Mr Humphrys, looking slimmer and slighter than he does on TV, was in relaxed mood as he admitted to a string of bloomers, mostly early in his career, and revealing insights into the behaviour of the great and the not so good.
But it was in reply to a question from the floor of the hall that provided the most interesting information of the evening. Asked who is left for him to interview, he admitted to an ambition to interview the Queen.
To his astonishment, he had been invited to an intimate private lunch at Buckingham Palace, where he was surprised to see Her Majesty take out her powder puff and repair her make-up at table, something his mother would have frowned on.
After the meal, he took the opportunity to bring up the subject of an interview. He was met with a firm royal “no”. Pushing his luck, he tried again. The Queen replied: “If one were ever to do an interview it would certainly not be with you, Mr Humphrys.”
His career began in his native Wales with a job as a cub reporter on a local newspaper in Penarth. He moved to ever more prestigious papers until he was offered a job on the Sunday Times.
At exactly the same time a job came up on the infant Television West and Wales, the forerunner of HTV, and he took it. Among his first assignments was the Aberfan disaster of 1966 when a coal tip inundated a primary school with the loss of 116 children and 28 adults, the worst incident, he said, he covered in his career.
He worked all over the world as a foreign correspondent before landing a job as a newsreader on BBC’s Nine O’Clock News, a period he described as six wasted years.
So it was with joy and alacrity that he accepted the offer of presenting the BBC’s award-winning Today programme on Radio 4, despite the 3.30am rises.
He has interviewed every major politician in Britain and many other parts of the world during his time on the programme, but the prospect of interviewing Margaret Thatcher had him shaking in his shoes.
Knowing of her religious convictions, he thought he would trap her and asked her what the basis of Christianity was - hoping for a response about love and charity. Without hesitation Mrs T shot back “choice”, rendering Mr H speechless.
Mr Humphrys donated his fee for his appearance to his Kitchen Table Charities Trust, which supports poor communities in Africa.
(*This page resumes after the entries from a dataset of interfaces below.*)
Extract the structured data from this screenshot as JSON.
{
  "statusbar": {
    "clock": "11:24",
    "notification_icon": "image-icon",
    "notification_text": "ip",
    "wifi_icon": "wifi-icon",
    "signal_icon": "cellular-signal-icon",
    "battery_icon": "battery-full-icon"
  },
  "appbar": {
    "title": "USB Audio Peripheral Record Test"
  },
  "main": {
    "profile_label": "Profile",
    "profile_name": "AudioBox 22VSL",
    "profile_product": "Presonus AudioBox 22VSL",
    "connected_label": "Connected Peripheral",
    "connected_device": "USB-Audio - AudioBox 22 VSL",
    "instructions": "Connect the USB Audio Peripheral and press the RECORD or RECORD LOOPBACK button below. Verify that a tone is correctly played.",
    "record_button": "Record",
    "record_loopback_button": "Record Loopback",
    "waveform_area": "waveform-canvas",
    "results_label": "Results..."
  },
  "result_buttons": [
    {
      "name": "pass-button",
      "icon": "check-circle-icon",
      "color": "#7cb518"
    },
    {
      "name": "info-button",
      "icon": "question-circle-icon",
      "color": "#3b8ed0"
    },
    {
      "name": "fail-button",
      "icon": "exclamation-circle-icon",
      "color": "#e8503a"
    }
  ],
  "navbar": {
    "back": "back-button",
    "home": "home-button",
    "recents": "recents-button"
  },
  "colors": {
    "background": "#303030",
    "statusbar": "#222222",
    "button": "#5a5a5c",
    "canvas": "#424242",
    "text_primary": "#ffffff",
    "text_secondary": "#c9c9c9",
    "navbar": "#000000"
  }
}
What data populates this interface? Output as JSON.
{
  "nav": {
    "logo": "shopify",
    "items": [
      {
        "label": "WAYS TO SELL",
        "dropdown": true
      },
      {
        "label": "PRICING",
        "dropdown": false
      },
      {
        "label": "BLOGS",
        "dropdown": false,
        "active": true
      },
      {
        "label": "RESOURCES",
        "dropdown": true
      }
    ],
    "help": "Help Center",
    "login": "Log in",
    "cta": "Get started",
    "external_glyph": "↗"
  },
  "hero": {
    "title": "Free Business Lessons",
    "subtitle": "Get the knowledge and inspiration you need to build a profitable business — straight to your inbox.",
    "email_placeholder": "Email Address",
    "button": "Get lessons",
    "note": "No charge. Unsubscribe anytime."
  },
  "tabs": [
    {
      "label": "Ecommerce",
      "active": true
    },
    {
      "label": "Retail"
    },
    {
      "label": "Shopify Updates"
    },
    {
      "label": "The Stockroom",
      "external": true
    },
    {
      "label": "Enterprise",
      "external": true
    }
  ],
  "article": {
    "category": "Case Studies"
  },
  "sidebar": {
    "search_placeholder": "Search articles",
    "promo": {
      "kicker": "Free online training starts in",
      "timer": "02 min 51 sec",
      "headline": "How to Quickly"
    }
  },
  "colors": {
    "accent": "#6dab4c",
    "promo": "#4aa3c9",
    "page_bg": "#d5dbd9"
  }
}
He also signed copies of his books during the interval, the proceeds of the sales also going to the trust.